Professor Saffioti-Hughes, Chair of the Admissions, Records, and Student Information Committee, said that her Committee is concerned about the number of poorly prepared students who are admitted with little chance of reaching graduation. She said that it is not likely that we can support many of these students and that our credibility in the high schools we serve is eroded by our willingness to admit such students. Chancellor Keating replied that we are not lowering our standards and that we try not to grant financial aid to students with little prospect for success. He added that one-third of our graduates have needed remedial coursework at some point and that we serve a population that some schools have chosen not to serve. Professor Saffioti-Hughes called for reconsideration of the use of a conditional admission status that requires prescriptive advising.

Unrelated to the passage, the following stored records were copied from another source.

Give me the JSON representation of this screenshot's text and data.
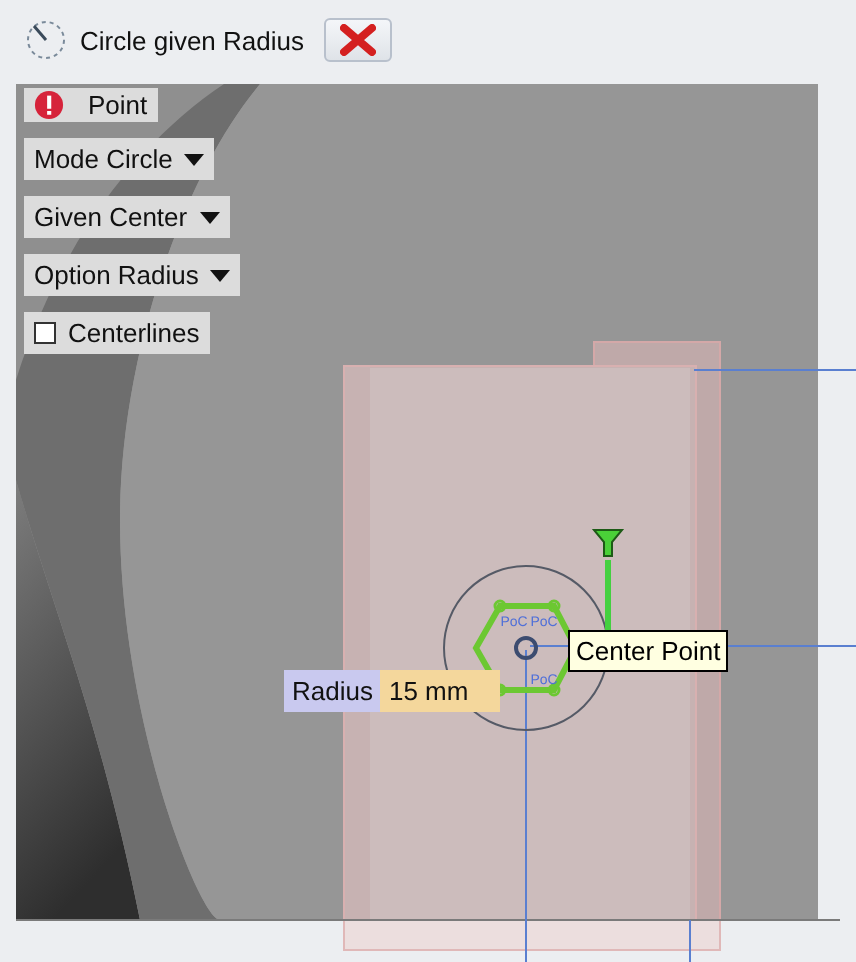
{
  "window": {
    "title": "Circle given Radius"
  },
  "panel": [
    {
      "kind": "status",
      "label": "Point"
    },
    {
      "kind": "dropdown",
      "label": "Mode Circle"
    },
    {
      "kind": "dropdown",
      "label": "Given Center"
    },
    {
      "kind": "dropdown",
      "label": "Option Radius"
    },
    {
      "kind": "checkbox",
      "label": "Centerlines",
      "checked": false
    }
  ],
  "canvas": {
    "constraint_labels": [
      "PoC",
      "PoC",
      "PoC"
    ],
    "tooltip": "Center Point",
    "dimension": {
      "label": "Radius",
      "value": "15 mm"
    }
  }
}
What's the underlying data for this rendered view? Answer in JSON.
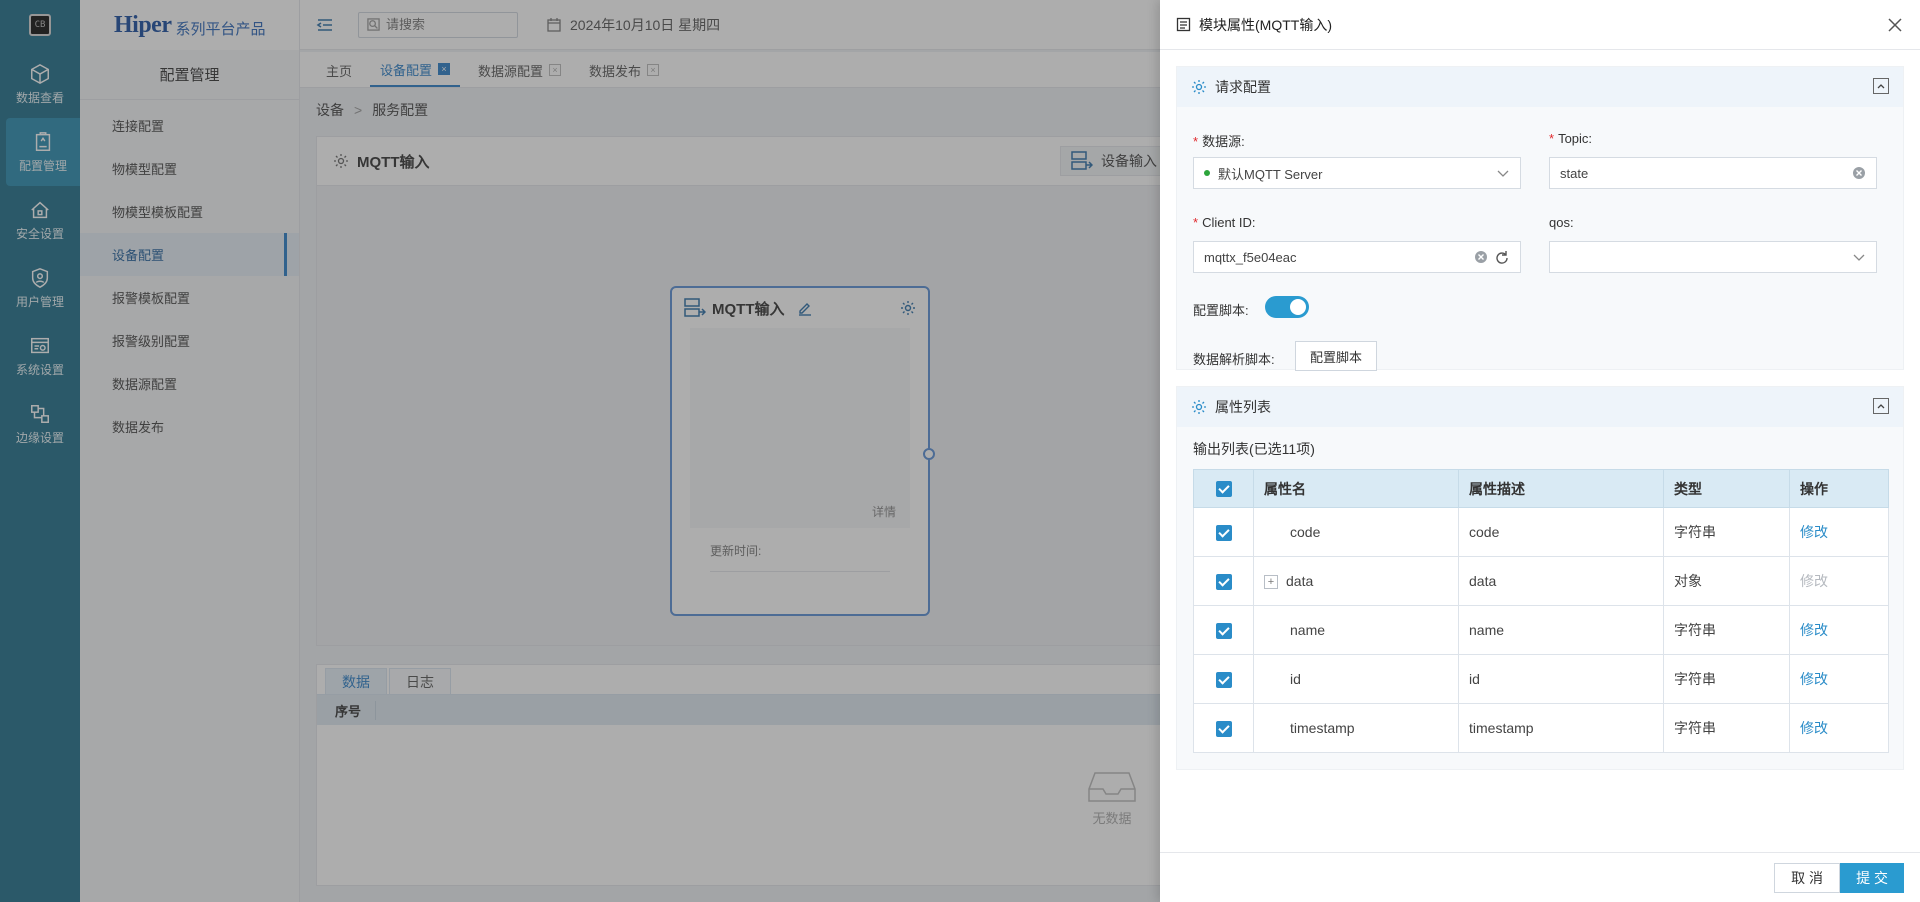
{
  "rail": {
    "items": [
      {
        "label": "数据查看",
        "icon": "cube-icon"
      },
      {
        "label": "配置管理",
        "icon": "clipboard-icon"
      },
      {
        "label": "安全设置",
        "icon": "house-lock-icon"
      },
      {
        "label": "用户管理",
        "icon": "user-shield-icon"
      },
      {
        "label": "系统设置",
        "icon": "settings-window-icon"
      },
      {
        "label": "边缘设置",
        "icon": "edge-network-icon"
      }
    ],
    "logo_text": "CB"
  },
  "brand": {
    "main": "Hiper",
    "sub": "系列平台产品"
  },
  "sidebar": {
    "title": "配置管理",
    "items": [
      "连接配置",
      "物模型配置",
      "物模型模板配置",
      "设备配置",
      "报警模板配置",
      "报警级别配置",
      "数据源配置",
      "数据发布"
    ]
  },
  "topbar": {
    "search_placeholder": "请搜索",
    "date": "2024年10月10日 星期四"
  },
  "tabs": [
    "主页",
    "设备配置",
    "数据源配置",
    "数据发布"
  ],
  "breadcrumb": [
    "设备",
    "服务配置"
  ],
  "main": {
    "title": "MQTT输入",
    "device_button": "设备输入",
    "node": {
      "title": "MQTT输入",
      "detail": "详情",
      "update_time": "更新时间:"
    },
    "bottom_tabs": [
      "数据",
      "日志"
    ],
    "bottom_header": "序号",
    "no_data": "无数据"
  },
  "drawer": {
    "title": "模块属性(MQTT输入)",
    "request": {
      "title": "请求配置",
      "datasource_label": "数据源:",
      "datasource_value": "默认MQTT Server",
      "topic_label": "Topic:",
      "topic_value": "state",
      "clientid_label": "Client ID:",
      "clientid_value": "mqttx_f5e04eac",
      "qos_label": "qos:",
      "qos_value": "",
      "script_label": "配置脚本:",
      "script_enabled": true,
      "parse_label": "数据解析脚本:",
      "parse_button": "配置脚本"
    },
    "attrs": {
      "title": "属性列表",
      "output_title": "输出列表(已选11项)",
      "columns": [
        "属性名",
        "属性描述",
        "类型",
        "操作"
      ],
      "rows": [
        {
          "name": "code",
          "desc": "code",
          "type": "字符串",
          "op": "修改",
          "expandable": false,
          "op_enabled": true
        },
        {
          "name": "data",
          "desc": "data",
          "type": "对象",
          "op": "修改",
          "expandable": true,
          "op_enabled": false
        },
        {
          "name": "name",
          "desc": "name",
          "type": "字符串",
          "op": "修改",
          "expandable": false,
          "op_enabled": true
        },
        {
          "name": "id",
          "desc": "id",
          "type": "字符串",
          "op": "修改",
          "expandable": false,
          "op_enabled": true
        },
        {
          "name": "timestamp",
          "desc": "timestamp",
          "type": "字符串",
          "op": "修改",
          "expandable": false,
          "op_enabled": true
        }
      ]
    },
    "footer": {
      "cancel": "取 消",
      "submit": "提 交"
    }
  },
  "colors": {
    "rail": "#1f6f8b",
    "accent": "#2a9bd0",
    "link": "#2a8cc8",
    "required": "#e0292d"
  }
}
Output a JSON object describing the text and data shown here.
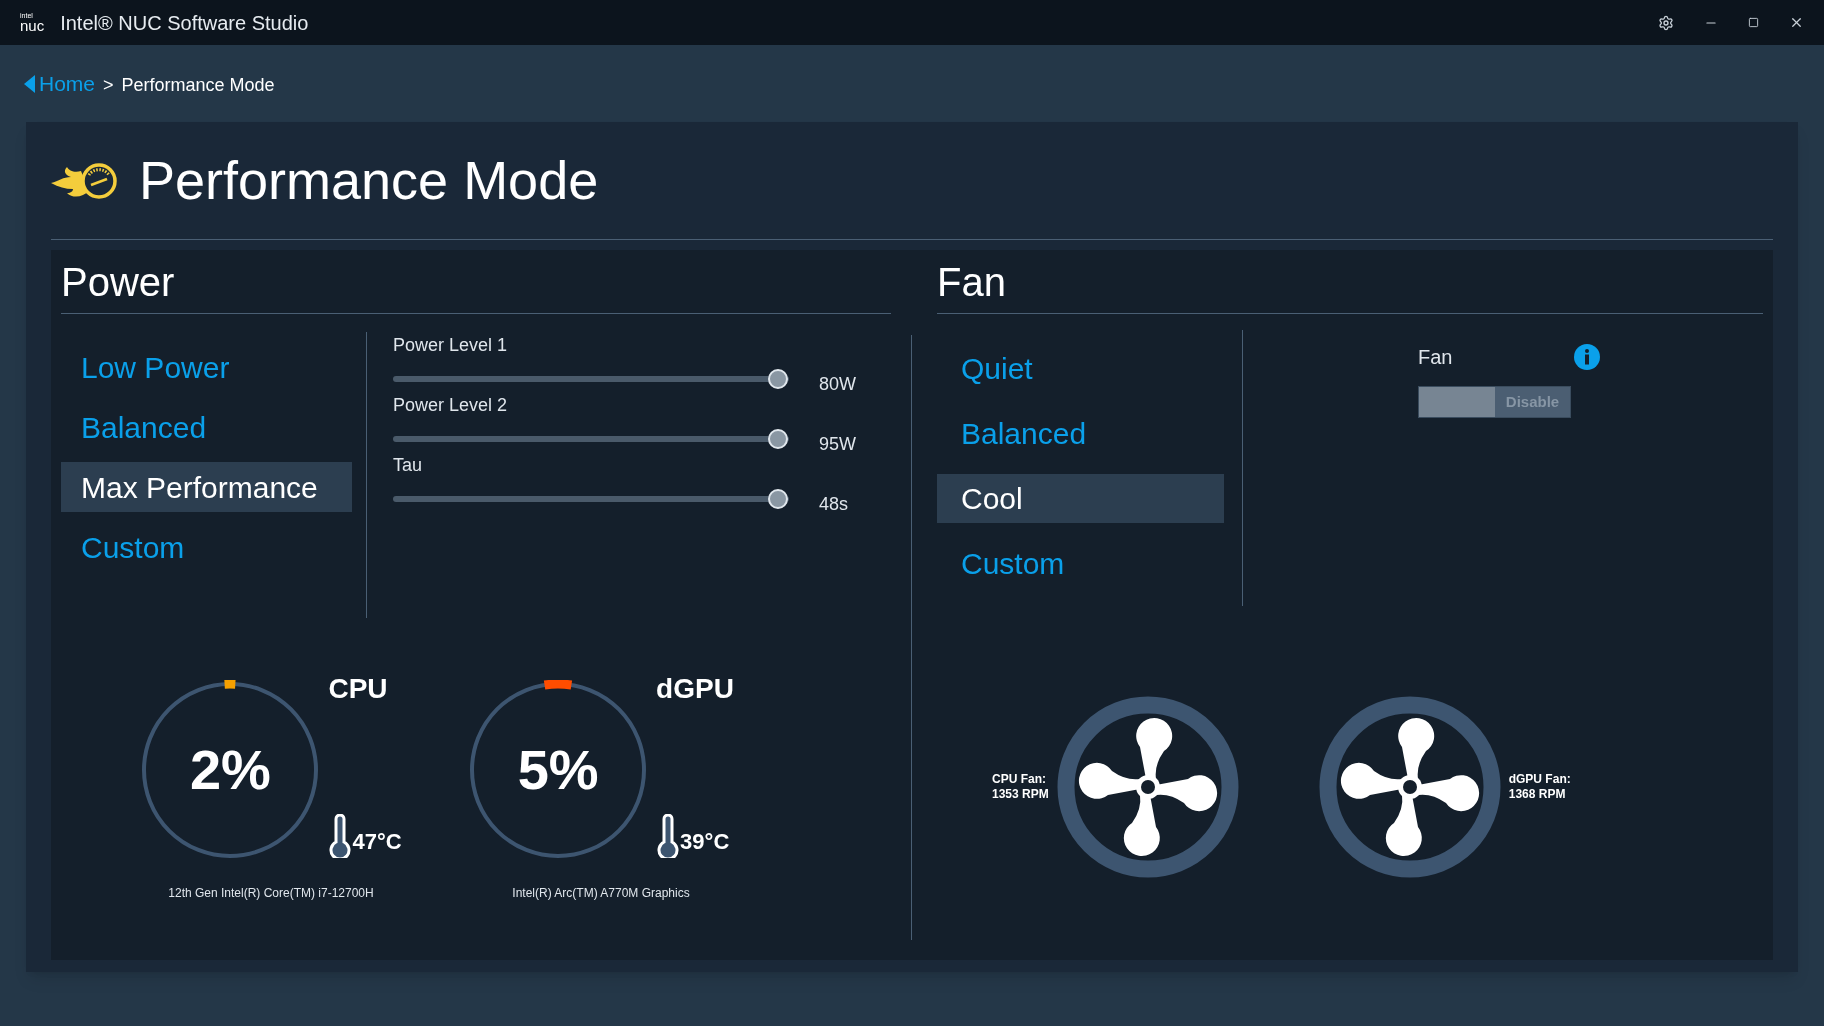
{
  "window": {
    "logo": {
      "top": "intel",
      "bottom": "nuc"
    },
    "title": "Intel® NUC Software Studio"
  },
  "breadcrumb": {
    "home": "Home",
    "separator": ">",
    "current": "Performance Mode"
  },
  "page_title": "Performance Mode",
  "power": {
    "title": "Power",
    "modes": [
      {
        "label": "Low Power",
        "selected": false
      },
      {
        "label": "Balanced",
        "selected": false
      },
      {
        "label": "Max Performance",
        "selected": true
      },
      {
        "label": "Custom",
        "selected": false
      }
    ],
    "sliders": [
      {
        "label": "Power Level 1",
        "level": 1,
        "reading": "80W"
      },
      {
        "label": "Power Level 2",
        "level": 1,
        "reading": "95W"
      },
      {
        "label": "Tau",
        "level": 1,
        "reading": "48s"
      }
    ],
    "gauges": [
      {
        "name": "CPU",
        "value": "2%",
        "level": 0.02,
        "color": "#f5a000",
        "temperature": "47°C",
        "model": "12th Gen Intel(R) Core(TM) i7-12700H"
      },
      {
        "name": "dGPU",
        "value": "5%",
        "level": 0.05,
        "color": "#ff4d00",
        "temperature": "39°C",
        "model": "Intel(R) Arc(TM) A770M Graphics"
      }
    ]
  },
  "fan": {
    "title": "Fan",
    "modes": [
      {
        "label": "Quiet",
        "selected": false
      },
      {
        "label": "Balanced",
        "selected": false
      },
      {
        "label": "Cool",
        "selected": true
      },
      {
        "label": "Custom",
        "selected": false
      }
    ],
    "control": {
      "label": "Fan",
      "on": false,
      "state_text": "Disable"
    },
    "fans": [
      {
        "label": "CPU Fan:",
        "reading": "1353 RPM"
      },
      {
        "label": "dGPU Fan:",
        "reading": "1368 RPM"
      }
    ]
  }
}
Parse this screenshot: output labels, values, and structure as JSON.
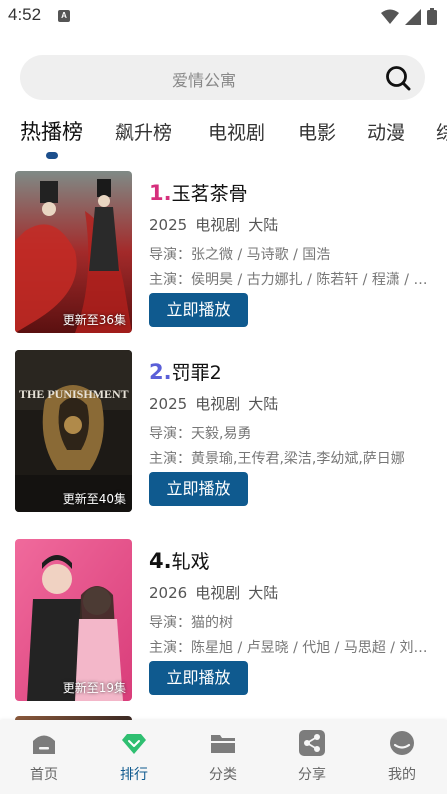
{
  "status_bar": {
    "time": "4:52",
    "notification_badge": "A"
  },
  "search": {
    "placeholder": "爱情公寓"
  },
  "tabs": [
    {
      "label": "热播榜",
      "active": true
    },
    {
      "label": "飙升榜"
    },
    {
      "label": "电视剧"
    },
    {
      "label": "电影"
    },
    {
      "label": "动漫"
    },
    {
      "label": "综"
    }
  ],
  "items": [
    {
      "rank": "1.",
      "rank_color": "#d62f7c",
      "title": "玉茗茶骨",
      "year": "2025",
      "type": "电视剧",
      "region": "大陆",
      "director": "导演：张之微 / 马诗歌 / 国浩",
      "cast": "主演：侯明昊 / 古力娜扎 / 陈若轩 / 程潇 / 王弘毅",
      "badge": "更新至36集",
      "play_label": "立即播放"
    },
    {
      "rank": "2.",
      "rank_color": "#5a5fd8",
      "title": "罚罪2",
      "year": "2025",
      "type": "电视剧",
      "region": "大陆",
      "director": "导演：天毅,易勇",
      "cast": "主演：黄景瑜,王传君,梁洁,李幼斌,萨日娜",
      "badge": "更新至40集",
      "poster_text": "THE PUNISHMENT",
      "play_label": "立即播放"
    },
    {
      "rank": "4.",
      "rank_color": "#111111",
      "title": "轧戏",
      "year": "2026",
      "type": "电视剧",
      "region": "大陆",
      "director": "导演：猫的树",
      "cast": "主演：陈星旭 / 卢昱晓 / 代旭 / 马思超 / 刘奕铁",
      "badge": "更新至19集",
      "play_label": "立即播放"
    }
  ],
  "bottom_nav": [
    {
      "label": "首页",
      "icon": "home-icon"
    },
    {
      "label": "排行",
      "icon": "ranking-diamond-icon",
      "active": true
    },
    {
      "label": "分类",
      "icon": "folder-icon"
    },
    {
      "label": "分享",
      "icon": "share-icon"
    },
    {
      "label": "我的",
      "icon": "profile-icon"
    }
  ],
  "colors": {
    "accent": "#0f5a8f",
    "active_nav_icon": "#2fbf71",
    "indicator": "#1c4f8c"
  }
}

Chancellor Keating said that we need to reconsider our entire approach to enrollment management. Professor Dudycha said that it is well known that the ACT test is not a good predictor of success in college. The Chancellor agreed, saying that we may need to re-examine the validity of the admission criteria we use. Professor Ross called for the development of profiles of students who succeed/fail.
At 4:55 Professor Kavenik determined that the committee of the whole would rise without report and the meeting was adjourned.